**What this task involves:** Down to the last line, repeat the data below exactly.
- - -
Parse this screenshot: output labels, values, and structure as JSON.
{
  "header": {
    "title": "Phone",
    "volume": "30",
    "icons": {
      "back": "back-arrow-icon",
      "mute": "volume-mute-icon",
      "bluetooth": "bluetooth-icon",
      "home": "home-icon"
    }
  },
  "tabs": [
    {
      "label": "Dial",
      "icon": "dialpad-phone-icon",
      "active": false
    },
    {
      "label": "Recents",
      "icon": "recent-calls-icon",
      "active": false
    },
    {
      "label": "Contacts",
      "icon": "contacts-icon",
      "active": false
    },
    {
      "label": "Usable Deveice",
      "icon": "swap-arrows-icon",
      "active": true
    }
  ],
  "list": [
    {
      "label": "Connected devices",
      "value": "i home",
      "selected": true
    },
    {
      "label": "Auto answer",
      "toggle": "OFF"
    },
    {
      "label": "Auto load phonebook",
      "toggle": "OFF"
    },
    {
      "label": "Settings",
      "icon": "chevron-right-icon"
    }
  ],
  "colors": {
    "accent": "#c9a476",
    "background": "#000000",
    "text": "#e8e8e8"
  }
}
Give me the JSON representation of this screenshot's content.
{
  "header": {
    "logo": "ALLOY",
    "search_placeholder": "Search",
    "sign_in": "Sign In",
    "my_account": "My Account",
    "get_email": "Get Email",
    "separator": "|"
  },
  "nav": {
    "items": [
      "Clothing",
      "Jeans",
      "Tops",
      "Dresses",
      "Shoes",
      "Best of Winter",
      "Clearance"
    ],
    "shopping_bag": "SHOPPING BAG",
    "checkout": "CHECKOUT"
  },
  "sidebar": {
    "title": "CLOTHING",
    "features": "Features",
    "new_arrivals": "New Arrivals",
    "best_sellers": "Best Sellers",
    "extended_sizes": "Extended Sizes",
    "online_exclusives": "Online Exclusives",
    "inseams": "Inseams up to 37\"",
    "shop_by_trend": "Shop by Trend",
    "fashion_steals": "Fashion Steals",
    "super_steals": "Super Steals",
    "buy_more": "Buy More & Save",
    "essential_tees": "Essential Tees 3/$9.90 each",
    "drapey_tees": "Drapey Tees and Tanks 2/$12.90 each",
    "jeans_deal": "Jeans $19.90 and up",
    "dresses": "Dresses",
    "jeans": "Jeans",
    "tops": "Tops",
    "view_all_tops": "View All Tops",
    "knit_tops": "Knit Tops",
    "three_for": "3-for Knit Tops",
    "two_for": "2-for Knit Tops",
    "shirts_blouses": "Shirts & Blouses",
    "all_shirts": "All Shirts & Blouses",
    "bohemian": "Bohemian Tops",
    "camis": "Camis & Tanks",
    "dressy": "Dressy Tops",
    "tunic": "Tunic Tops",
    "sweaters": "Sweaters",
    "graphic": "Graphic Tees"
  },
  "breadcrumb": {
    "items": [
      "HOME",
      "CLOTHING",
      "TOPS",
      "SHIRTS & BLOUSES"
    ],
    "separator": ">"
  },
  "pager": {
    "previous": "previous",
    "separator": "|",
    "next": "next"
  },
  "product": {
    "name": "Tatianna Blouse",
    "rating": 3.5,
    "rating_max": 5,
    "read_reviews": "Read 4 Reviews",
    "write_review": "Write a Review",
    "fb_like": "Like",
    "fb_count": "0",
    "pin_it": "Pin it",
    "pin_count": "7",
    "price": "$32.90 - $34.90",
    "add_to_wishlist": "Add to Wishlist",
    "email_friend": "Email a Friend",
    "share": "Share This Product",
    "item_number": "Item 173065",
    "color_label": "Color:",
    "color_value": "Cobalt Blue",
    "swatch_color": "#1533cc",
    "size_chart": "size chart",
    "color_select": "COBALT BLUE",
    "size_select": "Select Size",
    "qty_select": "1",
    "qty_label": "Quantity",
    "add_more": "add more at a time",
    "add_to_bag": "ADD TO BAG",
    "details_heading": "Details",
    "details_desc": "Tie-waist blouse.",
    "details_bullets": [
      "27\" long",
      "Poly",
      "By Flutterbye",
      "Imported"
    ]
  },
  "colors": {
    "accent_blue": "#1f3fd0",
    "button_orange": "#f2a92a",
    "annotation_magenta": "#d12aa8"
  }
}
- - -
**Reply to the task:**
Parse this screenshot: output labels, values, and structure as JSON.
{
  "header": {
    "title": "Phone",
    "volume": "30",
    "icons": {
      "back": "back-arrow-icon",
      "mute": "volume-mute-icon",
      "bluetooth": "bluetooth-icon",
      "home": "home-icon"
    }
  },
  "tabs": [
    {
      "label": "Dial",
      "icon": "dialpad-phone-icon",
      "active": false
    },
    {
      "label": "Recents",
      "icon": "recent-calls-icon",
      "active": false
    },
    {
      "label": "Contacts",
      "icon": "contacts-icon",
      "active": false
    },
    {
      "label": "Usable Deveice",
      "icon": "swap-arrows-icon",
      "active": true
    }
  ],
  "list": [
    {
      "label": "Connected devices",
      "value": "i home",
      "selected": true
    },
    {
      "label": "Auto answer",
      "toggle": "OFF"
    },
    {
      "label": "Auto load phonebook",
      "toggle": "OFF"
    },
    {
      "label": "Settings",
      "icon": "chevron-right-icon"
    }
  ],
  "colors": {
    "accent": "#c9a476",
    "background": "#000000",
    "text": "#e8e8e8"
  }
}
Give me the JSON representation of this screenshot's content.
{
  "header": {
    "logo": "ALLOY",
    "search_placeholder": "Search",
    "sign_in": "Sign In",
    "my_account": "My Account",
    "get_email": "Get Email",
    "separator": "|"
  },
  "nav": {
    "items": [
      "Clothing",
      "Jeans",
      "Tops",
      "Dresses",
      "Shoes",
      "Best of Winter",
      "Clearance"
    ],
    "shopping_bag": "SHOPPING BAG",
    "checkout": "CHECKOUT"
  },
  "sidebar": {
    "title": "CLOTHING",
    "features": "Features",
    "new_arrivals": "New Arrivals",
    "best_sellers": "Best Sellers",
    "extended_sizes": "Extended Sizes",
    "online_exclusives": "Online Exclusives",
    "inseams": "Inseams up to 37\"",
    "shop_by_trend": "Shop by Trend",
    "fashion_steals": "Fashion Steals",
    "super_steals": "Super Steals",
    "buy_more": "Buy More & Save",
    "essential_tees": "Essential Tees 3/$9.90 each",
    "drapey_tees": "Drapey Tees and Tanks 2/$12.90 each",
    "jeans_deal": "Jeans $19.90 and up",
    "dresses": "Dresses",
    "jeans": "Jeans",
    "tops": "Tops",
    "view_all_tops": "View All Tops",
    "knit_tops": "Knit Tops",
    "three_for": "3-for Knit Tops",
    "two_for": "2-for Knit Tops",
    "shirts_blouses": "Shirts & Blouses",
    "all_shirts": "All Shirts & Blouses",
    "bohemian": "Bohemian Tops",
    "camis": "Camis & Tanks",
    "dressy": "Dressy Tops",
    "tunic": "Tunic Tops",
    "sweaters": "Sweaters",
    "graphic": "Graphic Tees"
  },
  "breadcrumb": {
    "items": [
      "HOME",
      "CLOTHING",
      "TOPS",
      "SHIRTS & BLOUSES"
    ],
    "separator": ">"
  },
  "pager": {
    "previous": "previous",
    "separator": "|",
    "next": "next"
  },
  "product": {
    "name": "Tatianna Blouse",
    "rating": 3.5,
    "rating_max": 5,
    "read_reviews": "Read 4 Reviews",
    "write_review": "Write a Review",
    "fb_like": "Like",
    "fb_count": "0",
    "pin_it": "Pin it",
    "pin_count": "7",
    "price": "$32.90 - $34.90",
    "add_to_wishlist": "Add to Wishlist",
    "email_friend": "Email a Friend",
    "share": "Share This Product",
    "item_number": "Item 173065",
    "color_label": "Color:",
    "color_value": "Cobalt Blue",
    "swatch_color": "#1533cc",
    "size_chart": "size chart",
    "color_select": "COBALT BLUE",
    "size_select": "Select Size",
    "qty_select": "1",
    "qty_label": "Quantity",
    "add_more": "add more at a time",
    "add_to_bag": "ADD TO BAG",
    "details_heading": "Details",
    "details_desc": "Tie-waist blouse.",
    "details_bullets": [
      "27\" long",
      "Poly",
      "By Flutterbye",
      "Imported"
    ]
  },
  "colors": {
    "accent_blue": "#1f3fd0",
    "button_orange": "#f2a92a",
    "annotation_magenta": "#d12aa8"
  }
}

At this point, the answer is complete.